Goal of the exercise: What is needed is an exact copy of every entry.

Provided data:
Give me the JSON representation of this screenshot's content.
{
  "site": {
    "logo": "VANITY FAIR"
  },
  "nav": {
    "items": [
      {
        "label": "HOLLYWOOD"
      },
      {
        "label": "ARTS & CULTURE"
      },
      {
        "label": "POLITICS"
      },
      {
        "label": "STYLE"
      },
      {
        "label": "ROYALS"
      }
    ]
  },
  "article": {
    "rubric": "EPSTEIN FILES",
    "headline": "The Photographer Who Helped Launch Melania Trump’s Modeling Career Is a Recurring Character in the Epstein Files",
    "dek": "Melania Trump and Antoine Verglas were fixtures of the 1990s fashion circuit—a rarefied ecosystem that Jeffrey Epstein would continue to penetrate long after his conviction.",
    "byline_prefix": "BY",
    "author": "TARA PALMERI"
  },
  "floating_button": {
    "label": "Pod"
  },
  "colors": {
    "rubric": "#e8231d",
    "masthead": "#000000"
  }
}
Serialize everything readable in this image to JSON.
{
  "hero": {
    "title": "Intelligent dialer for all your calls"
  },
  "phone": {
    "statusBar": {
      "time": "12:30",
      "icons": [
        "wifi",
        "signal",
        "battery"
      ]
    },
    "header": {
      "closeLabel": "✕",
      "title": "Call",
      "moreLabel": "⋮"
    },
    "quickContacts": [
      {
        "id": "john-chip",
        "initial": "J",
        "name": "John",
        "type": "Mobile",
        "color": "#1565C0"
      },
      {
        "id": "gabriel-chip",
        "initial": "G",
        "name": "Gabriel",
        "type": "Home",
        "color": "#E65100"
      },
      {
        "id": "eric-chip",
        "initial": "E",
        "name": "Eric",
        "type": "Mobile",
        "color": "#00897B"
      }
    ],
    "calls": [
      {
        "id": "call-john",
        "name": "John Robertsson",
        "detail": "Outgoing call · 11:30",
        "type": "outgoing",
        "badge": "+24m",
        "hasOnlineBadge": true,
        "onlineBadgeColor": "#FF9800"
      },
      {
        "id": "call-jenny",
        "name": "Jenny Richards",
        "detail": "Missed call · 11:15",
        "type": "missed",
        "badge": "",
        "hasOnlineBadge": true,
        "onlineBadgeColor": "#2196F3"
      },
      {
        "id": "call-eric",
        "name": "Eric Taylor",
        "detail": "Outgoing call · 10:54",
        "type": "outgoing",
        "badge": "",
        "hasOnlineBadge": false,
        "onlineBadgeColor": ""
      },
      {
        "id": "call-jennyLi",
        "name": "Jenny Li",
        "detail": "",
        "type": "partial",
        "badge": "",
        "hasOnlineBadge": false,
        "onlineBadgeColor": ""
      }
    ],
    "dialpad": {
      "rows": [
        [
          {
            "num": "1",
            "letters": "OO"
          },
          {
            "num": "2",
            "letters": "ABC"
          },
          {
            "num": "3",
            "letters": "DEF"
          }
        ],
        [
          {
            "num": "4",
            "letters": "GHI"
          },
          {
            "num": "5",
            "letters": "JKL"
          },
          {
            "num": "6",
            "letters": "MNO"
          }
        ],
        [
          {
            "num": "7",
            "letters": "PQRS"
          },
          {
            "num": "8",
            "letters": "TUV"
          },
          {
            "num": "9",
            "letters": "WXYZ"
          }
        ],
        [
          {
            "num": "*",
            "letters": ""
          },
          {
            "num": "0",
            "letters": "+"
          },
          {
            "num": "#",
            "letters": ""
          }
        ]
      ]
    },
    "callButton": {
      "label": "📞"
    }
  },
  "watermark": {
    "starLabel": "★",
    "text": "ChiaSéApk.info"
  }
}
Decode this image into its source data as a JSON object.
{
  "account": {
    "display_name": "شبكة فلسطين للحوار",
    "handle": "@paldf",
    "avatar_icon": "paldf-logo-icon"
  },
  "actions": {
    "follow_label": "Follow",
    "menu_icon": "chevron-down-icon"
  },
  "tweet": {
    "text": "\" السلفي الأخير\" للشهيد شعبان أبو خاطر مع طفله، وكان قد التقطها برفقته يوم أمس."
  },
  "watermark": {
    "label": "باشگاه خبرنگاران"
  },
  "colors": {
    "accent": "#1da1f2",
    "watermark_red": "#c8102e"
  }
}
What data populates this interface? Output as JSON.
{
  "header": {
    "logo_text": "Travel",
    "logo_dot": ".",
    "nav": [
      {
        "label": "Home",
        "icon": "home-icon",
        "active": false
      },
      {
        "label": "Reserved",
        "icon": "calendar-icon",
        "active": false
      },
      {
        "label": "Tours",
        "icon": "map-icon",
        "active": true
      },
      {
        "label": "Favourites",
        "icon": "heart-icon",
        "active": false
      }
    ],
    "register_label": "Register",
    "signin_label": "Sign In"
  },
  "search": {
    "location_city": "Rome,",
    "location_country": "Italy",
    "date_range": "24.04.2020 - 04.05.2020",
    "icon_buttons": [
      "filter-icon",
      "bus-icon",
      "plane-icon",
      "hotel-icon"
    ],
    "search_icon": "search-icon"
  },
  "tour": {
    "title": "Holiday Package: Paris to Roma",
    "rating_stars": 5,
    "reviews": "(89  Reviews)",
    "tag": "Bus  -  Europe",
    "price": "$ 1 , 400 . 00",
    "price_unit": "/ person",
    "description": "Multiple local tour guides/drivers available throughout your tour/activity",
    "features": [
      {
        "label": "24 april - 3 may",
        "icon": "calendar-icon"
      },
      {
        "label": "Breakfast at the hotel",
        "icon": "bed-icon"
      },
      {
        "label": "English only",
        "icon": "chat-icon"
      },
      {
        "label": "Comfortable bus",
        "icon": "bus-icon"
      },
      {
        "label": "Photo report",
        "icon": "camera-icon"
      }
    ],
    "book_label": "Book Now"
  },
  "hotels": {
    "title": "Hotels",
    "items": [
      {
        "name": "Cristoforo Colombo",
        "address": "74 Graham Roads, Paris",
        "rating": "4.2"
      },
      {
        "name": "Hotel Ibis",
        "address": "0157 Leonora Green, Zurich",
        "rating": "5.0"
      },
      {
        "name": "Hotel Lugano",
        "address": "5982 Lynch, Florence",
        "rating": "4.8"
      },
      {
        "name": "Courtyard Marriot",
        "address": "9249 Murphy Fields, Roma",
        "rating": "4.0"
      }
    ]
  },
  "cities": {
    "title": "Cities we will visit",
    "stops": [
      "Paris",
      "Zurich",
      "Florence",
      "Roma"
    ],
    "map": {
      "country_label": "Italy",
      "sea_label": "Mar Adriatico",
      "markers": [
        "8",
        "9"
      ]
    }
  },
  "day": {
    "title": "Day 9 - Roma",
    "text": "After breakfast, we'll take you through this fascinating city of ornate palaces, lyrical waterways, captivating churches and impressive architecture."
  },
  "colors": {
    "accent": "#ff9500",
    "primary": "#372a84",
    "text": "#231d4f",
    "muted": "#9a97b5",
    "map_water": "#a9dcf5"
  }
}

Output below:
Give me the JSON representation of this screenshot's content.
{
  "site": {
    "logo": "VANITY FAIR"
  },
  "nav": {
    "items": [
      {
        "label": "HOLLYWOOD"
      },
      {
        "label": "ARTS & CULTURE"
      },
      {
        "label": "POLITICS"
      },
      {
        "label": "STYLE"
      },
      {
        "label": "ROYALS"
      }
    ]
  },
  "article": {
    "rubric": "EPSTEIN FILES",
    "headline": "The Photographer Who Helped Launch Melania Trump’s Modeling Career Is a Recurring Character in the Epstein Files",
    "dek": "Melania Trump and Antoine Verglas were fixtures of the 1990s fashion circuit—a rarefied ecosystem that Jeffrey Epstein would continue to penetrate long after his conviction.",
    "byline_prefix": "BY",
    "author": "TARA PALMERI"
  },
  "floating_button": {
    "label": "Pod"
  },
  "colors": {
    "rubric": "#e8231d",
    "masthead": "#000000"
  }
}
Serialize everything readable in this image to JSON.
{
  "hero": {
    "title": "Intelligent dialer for all your calls"
  },
  "phone": {
    "statusBar": {
      "time": "12:30",
      "icons": [
        "wifi",
        "signal",
        "battery"
      ]
    },
    "header": {
      "closeLabel": "✕",
      "title": "Call",
      "moreLabel": "⋮"
    },
    "quickContacts": [
      {
        "id": "john-chip",
        "initial": "J",
        "name": "John",
        "type": "Mobile",
        "color": "#1565C0"
      },
      {
        "id": "gabriel-chip",
        "initial": "G",
        "name": "Gabriel",
        "type": "Home",
        "color": "#E65100"
      },
      {
        "id": "eric-chip",
        "initial": "E",
        "name": "Eric",
        "type": "Mobile",
        "color": "#00897B"
      }
    ],
    "calls": [
      {
        "id": "call-john",
        "name": "John Robertsson",
        "detail": "Outgoing call · 11:30",
        "type": "outgoing",
        "badge": "+24m",
        "hasOnlineBadge": true,
        "onlineBadgeColor": "#FF9800"
      },
      {
        "id": "call-jenny",
        "name": "Jenny Richards",
        "detail": "Missed call · 11:15",
        "type": "missed",
        "badge": "",
        "hasOnlineBadge": true,
        "onlineBadgeColor": "#2196F3"
      },
      {
        "id": "call-eric",
        "name": "Eric Taylor",
        "detail": "Outgoing call · 10:54",
        "type": "outgoing",
        "badge": "",
        "hasOnlineBadge": false,
        "onlineBadgeColor": ""
      },
      {
        "id": "call-jennyLi",
        "name": "Jenny Li",
        "detail": "",
        "type": "partial",
        "badge": "",
        "hasOnlineBadge": false,
        "onlineBadgeColor": ""
      }
    ],
    "dialpad": {
      "rows": [
        [
          {
            "num": "1",
            "letters": "OO"
          },
          {
            "num": "2",
            "letters": "ABC"
          },
          {
            "num": "3",
            "letters": "DEF"
          }
        ],
        [
          {
            "num": "4",
            "letters": "GHI"
          },
          {
            "num": "5",
            "letters": "JKL"
          },
          {
            "num": "6",
            "letters": "MNO"
          }
        ],
        [
          {
            "num": "7",
            "letters": "PQRS"
          },
          {
            "num": "8",
            "letters": "TUV"
          },
          {
            "num": "9",
            "letters": "WXYZ"
          }
        ],
        [
          {
            "num": "*",
            "letters": ""
          },
          {
            "num": "0",
            "letters": "+"
          },
          {
            "num": "#",
            "letters": ""
          }
        ]
      ]
    },
    "callButton": {
      "label": "📞"
    }
  },
  "watermark": {
    "starLabel": "★",
    "text": "ChiaSéApk.info"
  }
}
Decode this image into its source data as a JSON object.
{
  "account": {
    "display_name": "شبكة فلسطين للحوار",
    "handle": "@paldf",
    "avatar_icon": "paldf-logo-icon"
  },
  "actions": {
    "follow_label": "Follow",
    "menu_icon": "chevron-down-icon"
  },
  "tweet": {
    "text": "\" السلفي الأخير\" للشهيد شعبان أبو خاطر مع طفله، وكان قد التقطها برفقته يوم أمس."
  },
  "watermark": {
    "label": "باشگاه خبرنگاران"
  },
  "colors": {
    "accent": "#1da1f2",
    "watermark_red": "#c8102e"
  }
}
What data populates this interface? Output as JSON.
{
  "header": {
    "logo_text": "Travel",
    "logo_dot": ".",
    "nav": [
      {
        "label": "Home",
        "icon": "home-icon",
        "active": false
      },
      {
        "label": "Reserved",
        "icon": "calendar-icon",
        "active": false
      },
      {
        "label": "Tours",
        "icon": "map-icon",
        "active": true
      },
      {
        "label": "Favourites",
        "icon": "heart-icon",
        "active": false
      }
    ],
    "register_label": "Register",
    "signin_label": "Sign In"
  },
  "search": {
    "location_city": "Rome,",
    "location_country": "Italy",
    "date_range": "24.04.2020 - 04.05.2020",
    "icon_buttons": [
      "filter-icon",
      "bus-icon",
      "plane-icon",
      "hotel-icon"
    ],
    "search_icon": "search-icon"
  },
  "tour": {
    "title": "Holiday Package: Paris to Roma",
    "rating_stars": 5,
    "reviews": "(89  Reviews)",
    "tag": "Bus  -  Europe",
    "price": "$ 1 , 400 . 00",
    "price_unit": "/ person",
    "description": "Multiple local tour guides/drivers available throughout your tour/activity",
    "features": [
      {
        "label": "24 april - 3 may",
        "icon": "calendar-icon"
      },
      {
        "label": "Breakfast at the hotel",
        "icon": "bed-icon"
      },
      {
        "label": "English only",
        "icon": "chat-icon"
      },
      {
        "label": "Comfortable bus",
        "icon": "bus-icon"
      },
      {
        "label": "Photo report",
        "icon": "camera-icon"
      }
    ],
    "book_label": "Book Now"
  },
  "hotels": {
    "title": "Hotels",
    "items": [
      {
        "name": "Cristoforo Colombo",
        "address": "74 Graham Roads, Paris",
        "rating": "4.2"
      },
      {
        "name": "Hotel Ibis",
        "address": "0157 Leonora Green, Zurich",
        "rating": "5.0"
      },
      {
        "name": "Hotel Lugano",
        "address": "5982 Lynch, Florence",
        "rating": "4.8"
      },
      {
        "name": "Courtyard Marriot",
        "address": "9249 Murphy Fields, Roma",
        "rating": "4.0"
      }
    ]
  },
  "cities": {
    "title": "Cities we will visit",
    "stops": [
      "Paris",
      "Zurich",
      "Florence",
      "Roma"
    ],
    "map": {
      "country_label": "Italy",
      "sea_label": "Mar Adriatico",
      "markers": [
        "8",
        "9"
      ]
    }
  },
  "day": {
    "title": "Day 9 - Roma",
    "text": "After breakfast, we'll take you through this fascinating city of ornate palaces, lyrical waterways, captivating churches and impressive architecture."
  },
  "colors": {
    "accent": "#ff9500",
    "primary": "#372a84",
    "text": "#231d4f",
    "muted": "#9a97b5",
    "map_water": "#a9dcf5"
  }
}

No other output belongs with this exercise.